(Entries from a dataset of interfaces)
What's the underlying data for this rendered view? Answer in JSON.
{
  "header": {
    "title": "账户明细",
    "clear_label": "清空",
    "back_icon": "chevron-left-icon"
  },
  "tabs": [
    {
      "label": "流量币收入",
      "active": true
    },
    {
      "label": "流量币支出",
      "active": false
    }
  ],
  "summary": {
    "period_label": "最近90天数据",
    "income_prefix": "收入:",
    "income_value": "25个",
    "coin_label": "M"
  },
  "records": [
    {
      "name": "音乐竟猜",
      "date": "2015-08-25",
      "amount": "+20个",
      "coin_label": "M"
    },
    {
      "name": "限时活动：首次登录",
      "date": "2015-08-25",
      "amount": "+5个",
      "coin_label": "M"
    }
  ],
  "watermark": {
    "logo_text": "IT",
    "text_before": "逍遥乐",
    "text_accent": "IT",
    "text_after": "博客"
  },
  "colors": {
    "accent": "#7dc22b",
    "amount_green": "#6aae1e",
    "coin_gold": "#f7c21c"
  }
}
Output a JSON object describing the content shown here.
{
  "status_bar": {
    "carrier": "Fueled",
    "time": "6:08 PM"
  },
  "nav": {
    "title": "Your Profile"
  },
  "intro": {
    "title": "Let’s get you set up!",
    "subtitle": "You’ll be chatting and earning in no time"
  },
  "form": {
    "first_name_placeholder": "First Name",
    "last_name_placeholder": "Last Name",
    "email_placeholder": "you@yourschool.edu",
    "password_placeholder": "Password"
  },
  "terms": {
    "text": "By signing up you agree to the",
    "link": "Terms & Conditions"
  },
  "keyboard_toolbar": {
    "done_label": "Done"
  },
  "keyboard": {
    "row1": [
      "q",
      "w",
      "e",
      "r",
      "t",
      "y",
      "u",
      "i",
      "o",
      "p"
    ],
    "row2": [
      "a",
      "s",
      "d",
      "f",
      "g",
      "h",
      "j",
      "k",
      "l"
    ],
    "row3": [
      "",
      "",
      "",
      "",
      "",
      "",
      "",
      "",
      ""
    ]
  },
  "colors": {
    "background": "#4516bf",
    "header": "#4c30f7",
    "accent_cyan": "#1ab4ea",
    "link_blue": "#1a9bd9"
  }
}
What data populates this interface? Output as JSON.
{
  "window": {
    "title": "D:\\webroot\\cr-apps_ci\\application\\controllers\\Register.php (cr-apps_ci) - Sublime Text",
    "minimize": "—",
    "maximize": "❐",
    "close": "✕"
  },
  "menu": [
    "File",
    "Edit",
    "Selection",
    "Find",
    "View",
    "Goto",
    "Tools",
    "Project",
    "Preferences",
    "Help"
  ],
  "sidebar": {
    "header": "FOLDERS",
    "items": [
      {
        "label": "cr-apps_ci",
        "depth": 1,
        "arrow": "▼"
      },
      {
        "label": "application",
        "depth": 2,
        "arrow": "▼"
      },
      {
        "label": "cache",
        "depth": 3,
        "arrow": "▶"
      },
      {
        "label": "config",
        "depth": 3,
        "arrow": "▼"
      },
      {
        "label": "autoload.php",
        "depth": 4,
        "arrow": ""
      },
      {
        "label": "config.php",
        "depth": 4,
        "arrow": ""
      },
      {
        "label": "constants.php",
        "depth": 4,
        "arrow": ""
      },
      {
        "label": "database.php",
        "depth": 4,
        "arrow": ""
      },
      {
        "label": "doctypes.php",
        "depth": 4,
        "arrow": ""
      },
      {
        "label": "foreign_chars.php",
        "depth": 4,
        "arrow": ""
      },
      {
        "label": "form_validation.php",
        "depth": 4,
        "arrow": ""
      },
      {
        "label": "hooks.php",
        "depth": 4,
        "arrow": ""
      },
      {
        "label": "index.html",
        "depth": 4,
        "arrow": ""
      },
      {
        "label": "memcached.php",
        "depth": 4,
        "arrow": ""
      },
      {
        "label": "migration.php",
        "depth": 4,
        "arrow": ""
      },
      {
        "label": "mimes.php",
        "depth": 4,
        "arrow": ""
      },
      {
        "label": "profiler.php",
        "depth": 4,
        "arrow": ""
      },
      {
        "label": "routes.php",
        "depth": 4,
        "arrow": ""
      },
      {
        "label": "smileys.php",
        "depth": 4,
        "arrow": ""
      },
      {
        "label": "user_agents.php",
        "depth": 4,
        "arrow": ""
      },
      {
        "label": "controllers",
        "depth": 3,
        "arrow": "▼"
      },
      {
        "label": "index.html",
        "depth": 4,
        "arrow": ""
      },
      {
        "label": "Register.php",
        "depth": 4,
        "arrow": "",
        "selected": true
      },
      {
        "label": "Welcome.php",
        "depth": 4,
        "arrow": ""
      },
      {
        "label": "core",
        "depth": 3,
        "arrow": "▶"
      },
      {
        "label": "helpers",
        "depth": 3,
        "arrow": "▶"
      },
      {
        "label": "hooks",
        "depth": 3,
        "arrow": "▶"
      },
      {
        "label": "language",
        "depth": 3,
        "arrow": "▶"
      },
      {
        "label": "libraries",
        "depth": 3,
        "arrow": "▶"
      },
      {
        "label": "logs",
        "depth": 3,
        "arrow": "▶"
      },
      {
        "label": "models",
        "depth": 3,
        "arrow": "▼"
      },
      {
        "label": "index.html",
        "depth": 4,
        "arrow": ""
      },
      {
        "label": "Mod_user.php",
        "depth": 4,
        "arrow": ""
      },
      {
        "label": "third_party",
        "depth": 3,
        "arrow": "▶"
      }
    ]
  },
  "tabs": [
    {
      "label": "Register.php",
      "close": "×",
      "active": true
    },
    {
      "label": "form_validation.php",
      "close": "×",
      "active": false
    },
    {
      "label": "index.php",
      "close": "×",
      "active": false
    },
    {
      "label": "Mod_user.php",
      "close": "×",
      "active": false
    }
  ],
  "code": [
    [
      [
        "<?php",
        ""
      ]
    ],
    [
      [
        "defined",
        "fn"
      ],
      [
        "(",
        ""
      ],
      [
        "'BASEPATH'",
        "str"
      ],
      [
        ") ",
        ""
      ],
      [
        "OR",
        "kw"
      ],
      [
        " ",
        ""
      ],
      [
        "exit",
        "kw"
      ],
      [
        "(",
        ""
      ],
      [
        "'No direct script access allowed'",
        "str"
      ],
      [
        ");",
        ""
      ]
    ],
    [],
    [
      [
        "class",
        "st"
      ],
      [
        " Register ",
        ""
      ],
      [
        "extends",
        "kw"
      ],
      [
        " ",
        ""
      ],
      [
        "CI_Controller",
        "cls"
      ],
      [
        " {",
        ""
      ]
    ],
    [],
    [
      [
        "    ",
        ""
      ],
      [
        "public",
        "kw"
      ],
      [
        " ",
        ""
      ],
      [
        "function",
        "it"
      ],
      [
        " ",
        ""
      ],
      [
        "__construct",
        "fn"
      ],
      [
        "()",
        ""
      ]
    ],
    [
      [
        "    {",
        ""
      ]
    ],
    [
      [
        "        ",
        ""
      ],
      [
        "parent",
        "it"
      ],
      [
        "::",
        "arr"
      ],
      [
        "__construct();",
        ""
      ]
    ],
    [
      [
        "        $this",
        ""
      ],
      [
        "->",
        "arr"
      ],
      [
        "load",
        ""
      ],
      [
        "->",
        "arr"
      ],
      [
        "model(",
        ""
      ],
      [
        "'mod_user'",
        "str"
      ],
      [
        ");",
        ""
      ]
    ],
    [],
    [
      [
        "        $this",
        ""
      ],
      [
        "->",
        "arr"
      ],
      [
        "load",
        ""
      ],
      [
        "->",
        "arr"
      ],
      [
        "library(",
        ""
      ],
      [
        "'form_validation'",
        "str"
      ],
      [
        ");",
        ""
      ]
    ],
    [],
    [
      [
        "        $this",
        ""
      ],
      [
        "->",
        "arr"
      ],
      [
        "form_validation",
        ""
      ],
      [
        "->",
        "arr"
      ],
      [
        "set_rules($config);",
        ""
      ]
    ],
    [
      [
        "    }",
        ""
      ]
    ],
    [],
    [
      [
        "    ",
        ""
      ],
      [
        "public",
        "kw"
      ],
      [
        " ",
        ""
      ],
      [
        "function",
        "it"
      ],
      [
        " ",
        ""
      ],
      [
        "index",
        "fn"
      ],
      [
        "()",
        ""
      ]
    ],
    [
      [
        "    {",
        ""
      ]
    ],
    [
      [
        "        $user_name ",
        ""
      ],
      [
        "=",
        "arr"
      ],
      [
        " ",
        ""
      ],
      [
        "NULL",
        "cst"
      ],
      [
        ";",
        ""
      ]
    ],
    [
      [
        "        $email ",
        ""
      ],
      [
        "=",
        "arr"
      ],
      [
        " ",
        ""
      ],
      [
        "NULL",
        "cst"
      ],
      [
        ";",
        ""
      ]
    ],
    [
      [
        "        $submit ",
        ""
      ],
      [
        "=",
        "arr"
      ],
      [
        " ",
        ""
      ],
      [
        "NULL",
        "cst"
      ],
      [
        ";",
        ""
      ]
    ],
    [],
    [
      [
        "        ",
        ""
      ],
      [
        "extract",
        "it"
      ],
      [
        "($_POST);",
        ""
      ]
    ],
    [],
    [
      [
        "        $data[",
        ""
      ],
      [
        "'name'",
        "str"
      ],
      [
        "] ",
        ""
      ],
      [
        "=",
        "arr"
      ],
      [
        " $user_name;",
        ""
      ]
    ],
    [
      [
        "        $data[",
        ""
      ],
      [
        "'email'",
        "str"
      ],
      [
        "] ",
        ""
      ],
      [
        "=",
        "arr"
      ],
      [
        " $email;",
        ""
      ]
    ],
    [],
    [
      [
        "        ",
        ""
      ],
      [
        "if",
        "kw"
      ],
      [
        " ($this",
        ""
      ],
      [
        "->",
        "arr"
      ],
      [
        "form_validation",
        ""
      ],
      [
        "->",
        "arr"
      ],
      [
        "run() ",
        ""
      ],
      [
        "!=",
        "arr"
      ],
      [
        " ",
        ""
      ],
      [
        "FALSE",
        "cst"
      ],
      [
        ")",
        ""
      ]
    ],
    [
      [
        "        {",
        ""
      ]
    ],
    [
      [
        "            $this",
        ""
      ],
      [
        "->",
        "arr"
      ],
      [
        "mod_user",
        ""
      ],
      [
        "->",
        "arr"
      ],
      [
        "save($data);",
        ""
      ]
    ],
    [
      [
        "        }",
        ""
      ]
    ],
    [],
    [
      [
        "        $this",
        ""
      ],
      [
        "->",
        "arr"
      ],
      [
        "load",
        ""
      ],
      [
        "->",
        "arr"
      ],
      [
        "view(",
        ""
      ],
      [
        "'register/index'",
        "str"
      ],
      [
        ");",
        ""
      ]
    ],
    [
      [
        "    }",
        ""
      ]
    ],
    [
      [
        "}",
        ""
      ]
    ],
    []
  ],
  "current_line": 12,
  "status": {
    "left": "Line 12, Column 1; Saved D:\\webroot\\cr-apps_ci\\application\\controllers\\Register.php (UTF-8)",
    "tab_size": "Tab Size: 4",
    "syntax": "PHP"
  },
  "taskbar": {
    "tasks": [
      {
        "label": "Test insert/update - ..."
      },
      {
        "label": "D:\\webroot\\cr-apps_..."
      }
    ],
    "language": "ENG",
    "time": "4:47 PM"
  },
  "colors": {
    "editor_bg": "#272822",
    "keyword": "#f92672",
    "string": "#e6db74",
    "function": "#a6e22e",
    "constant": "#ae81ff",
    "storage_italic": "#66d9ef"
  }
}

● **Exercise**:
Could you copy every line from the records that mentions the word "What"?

● **Response to the task**:
What's the underlying data for this rendered view? Answer in JSON.
What data populates this interface? Output as JSON.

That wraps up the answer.